The renditions of the Ramayana state that Seetha’s captive place in Sri Lanka was within a dense Ashoka forest (Ashoka Vana). As well as the unearthing, roughly a century ago, three idols, are indicators that Sita once resided in these areas. It is claimed that worship of the idols has taken place at this location for many hundreds of years in the past.

The second school of thought maintains that Ravana’s palace formerly stood at one of the nearby locations. On the road leading to Kandy, the temple complex may be found roughly 5 kilometers away from the town of Nuwara Eliya. On a strip of ground that is about a quarter acre in size, there are now two new temples.

The other temple is devoted to Hanuman, whereas the first one is named after Seetha. The Seetha Amman Temple is designed to resemble any other contemporary temple, complete with a multicolored dome decorated with images from Hindu mythology Ramayana.

The new temple now has Rama, Seetha, and Laxman depicted by brand new sculptures that have been erected within. On the side that is closest to the river bank, there is a little shrine with three idols that have become tarnished over the course of the last century.

Seetha used to sit and meditate on a rock that is located on the other side of the river. In addition, the presence of this Ashoka woodland is unequivocal proof that she visited this area after being taken to Sri Lanka. Another common belief is that the water in the stream loses all of its taste at a certain point along its course.

“This is the location where Seetha made her curse.

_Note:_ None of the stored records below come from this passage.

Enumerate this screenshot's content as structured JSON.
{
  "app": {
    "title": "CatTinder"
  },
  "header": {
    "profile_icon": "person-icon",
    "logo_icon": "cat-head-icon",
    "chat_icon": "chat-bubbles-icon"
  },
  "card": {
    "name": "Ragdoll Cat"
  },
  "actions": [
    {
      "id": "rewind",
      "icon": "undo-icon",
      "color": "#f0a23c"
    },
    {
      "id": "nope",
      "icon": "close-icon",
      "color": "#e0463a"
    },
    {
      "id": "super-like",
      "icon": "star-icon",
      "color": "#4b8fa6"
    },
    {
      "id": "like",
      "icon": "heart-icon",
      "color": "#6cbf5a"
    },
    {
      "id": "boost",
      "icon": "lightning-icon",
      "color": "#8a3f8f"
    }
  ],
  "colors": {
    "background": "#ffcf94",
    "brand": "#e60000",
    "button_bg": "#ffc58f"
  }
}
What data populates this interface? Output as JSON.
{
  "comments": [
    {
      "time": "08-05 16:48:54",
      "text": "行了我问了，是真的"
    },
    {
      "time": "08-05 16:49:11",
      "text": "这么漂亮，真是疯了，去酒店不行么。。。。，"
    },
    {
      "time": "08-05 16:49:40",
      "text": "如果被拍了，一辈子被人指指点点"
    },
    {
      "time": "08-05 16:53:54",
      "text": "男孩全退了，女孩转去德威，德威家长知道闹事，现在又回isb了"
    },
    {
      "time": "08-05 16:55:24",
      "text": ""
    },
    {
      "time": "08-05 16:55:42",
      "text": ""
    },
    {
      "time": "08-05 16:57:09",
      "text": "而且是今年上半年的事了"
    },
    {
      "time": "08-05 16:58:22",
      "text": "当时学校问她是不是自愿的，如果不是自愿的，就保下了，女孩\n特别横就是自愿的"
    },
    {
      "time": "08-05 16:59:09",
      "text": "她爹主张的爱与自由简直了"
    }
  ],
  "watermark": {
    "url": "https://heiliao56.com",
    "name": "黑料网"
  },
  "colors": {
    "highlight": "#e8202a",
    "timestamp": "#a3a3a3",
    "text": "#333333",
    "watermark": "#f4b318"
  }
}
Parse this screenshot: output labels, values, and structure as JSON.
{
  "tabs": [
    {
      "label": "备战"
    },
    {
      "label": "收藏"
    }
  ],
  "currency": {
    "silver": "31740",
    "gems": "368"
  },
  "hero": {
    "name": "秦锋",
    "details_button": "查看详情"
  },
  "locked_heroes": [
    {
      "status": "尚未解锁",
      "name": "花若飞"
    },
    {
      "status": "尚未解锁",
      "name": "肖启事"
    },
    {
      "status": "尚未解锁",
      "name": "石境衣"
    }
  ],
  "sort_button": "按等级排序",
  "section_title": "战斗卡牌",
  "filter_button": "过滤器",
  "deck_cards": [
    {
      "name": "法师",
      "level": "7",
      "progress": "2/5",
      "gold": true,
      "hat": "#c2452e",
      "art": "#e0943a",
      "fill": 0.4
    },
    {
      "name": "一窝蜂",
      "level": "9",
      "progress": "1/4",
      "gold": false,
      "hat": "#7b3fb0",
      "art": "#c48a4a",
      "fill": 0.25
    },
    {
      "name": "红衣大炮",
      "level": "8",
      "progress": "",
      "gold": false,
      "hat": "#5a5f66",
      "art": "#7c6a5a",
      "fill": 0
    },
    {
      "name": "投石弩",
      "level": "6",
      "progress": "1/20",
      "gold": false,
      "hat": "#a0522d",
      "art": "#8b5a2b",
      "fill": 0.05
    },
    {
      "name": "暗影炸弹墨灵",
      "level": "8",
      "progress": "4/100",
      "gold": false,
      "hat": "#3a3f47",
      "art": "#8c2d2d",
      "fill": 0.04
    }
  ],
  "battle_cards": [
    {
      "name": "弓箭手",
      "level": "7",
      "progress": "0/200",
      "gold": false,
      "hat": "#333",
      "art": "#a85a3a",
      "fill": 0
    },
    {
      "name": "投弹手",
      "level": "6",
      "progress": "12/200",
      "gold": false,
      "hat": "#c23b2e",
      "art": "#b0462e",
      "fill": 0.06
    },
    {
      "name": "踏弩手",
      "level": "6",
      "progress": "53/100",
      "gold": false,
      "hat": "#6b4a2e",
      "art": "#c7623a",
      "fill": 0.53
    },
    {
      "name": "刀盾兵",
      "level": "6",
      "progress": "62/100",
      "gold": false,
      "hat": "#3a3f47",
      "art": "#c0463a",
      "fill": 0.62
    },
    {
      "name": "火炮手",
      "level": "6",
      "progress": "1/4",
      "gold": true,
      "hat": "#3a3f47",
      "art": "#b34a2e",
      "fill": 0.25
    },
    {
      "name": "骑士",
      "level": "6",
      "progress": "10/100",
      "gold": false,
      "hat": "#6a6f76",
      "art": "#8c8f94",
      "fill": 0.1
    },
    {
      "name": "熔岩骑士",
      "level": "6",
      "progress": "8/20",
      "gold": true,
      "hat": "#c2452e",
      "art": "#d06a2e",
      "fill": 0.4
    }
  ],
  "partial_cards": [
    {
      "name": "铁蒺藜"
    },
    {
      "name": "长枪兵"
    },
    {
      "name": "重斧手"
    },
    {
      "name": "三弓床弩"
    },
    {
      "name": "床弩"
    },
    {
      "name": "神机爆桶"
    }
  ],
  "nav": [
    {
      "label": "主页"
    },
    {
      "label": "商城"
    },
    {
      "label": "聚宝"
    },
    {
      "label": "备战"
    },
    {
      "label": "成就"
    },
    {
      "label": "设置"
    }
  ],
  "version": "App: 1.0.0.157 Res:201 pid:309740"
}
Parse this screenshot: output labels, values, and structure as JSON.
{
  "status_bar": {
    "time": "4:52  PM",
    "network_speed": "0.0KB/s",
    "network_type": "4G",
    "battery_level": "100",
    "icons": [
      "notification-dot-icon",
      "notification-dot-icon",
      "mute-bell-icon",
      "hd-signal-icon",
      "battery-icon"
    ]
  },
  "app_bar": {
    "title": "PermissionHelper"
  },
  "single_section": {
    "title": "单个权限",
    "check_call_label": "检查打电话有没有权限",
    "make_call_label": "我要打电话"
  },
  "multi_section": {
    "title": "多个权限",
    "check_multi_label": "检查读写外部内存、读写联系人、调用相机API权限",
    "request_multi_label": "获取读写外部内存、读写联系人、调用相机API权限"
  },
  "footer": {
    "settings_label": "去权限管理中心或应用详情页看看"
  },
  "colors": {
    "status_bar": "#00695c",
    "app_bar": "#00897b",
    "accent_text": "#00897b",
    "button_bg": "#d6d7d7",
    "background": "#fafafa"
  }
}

You are not permitted to consume the water. “Drink it a little farther downstream,” one of the temple workers advised. Temple personnel are delighted to show guests the location where Seetha bathed, the stone she sat on, and where she prayed.

The believers here are obviously committed to their beliefs, and they are certain that the event described in the passage of the Ramayana epic really did take place here. According to the Epic Ramayana, it is said that King Rama took his wife Seetha and hid her at this location so that she would be safe from the demon king Ravana.

It is often held that Seetha had a bath in the stream that is located nearby, and that the rock that is located just next to the stream was the area where she prayed while she was there. On the rock face on the other side of the creek are a series of circular depressions that are said to be the footprints of Ravana’s elephant.

The ground in this area has a dark color to it. It is believed that Hanumanji set fire to this region just before he departed Sri Lanka since the Ramayana legend describes him doing so. Even in modern times, people have been able to see Lord Hanuman’s footprints along the stream that is located adjacent to the Sita Amman Temple.

The temple is known under several different names, such as Seetha Amman Temple, Hanuman Temple, and Sri Bhakta Hanuma Kovil, which all relate to the same site.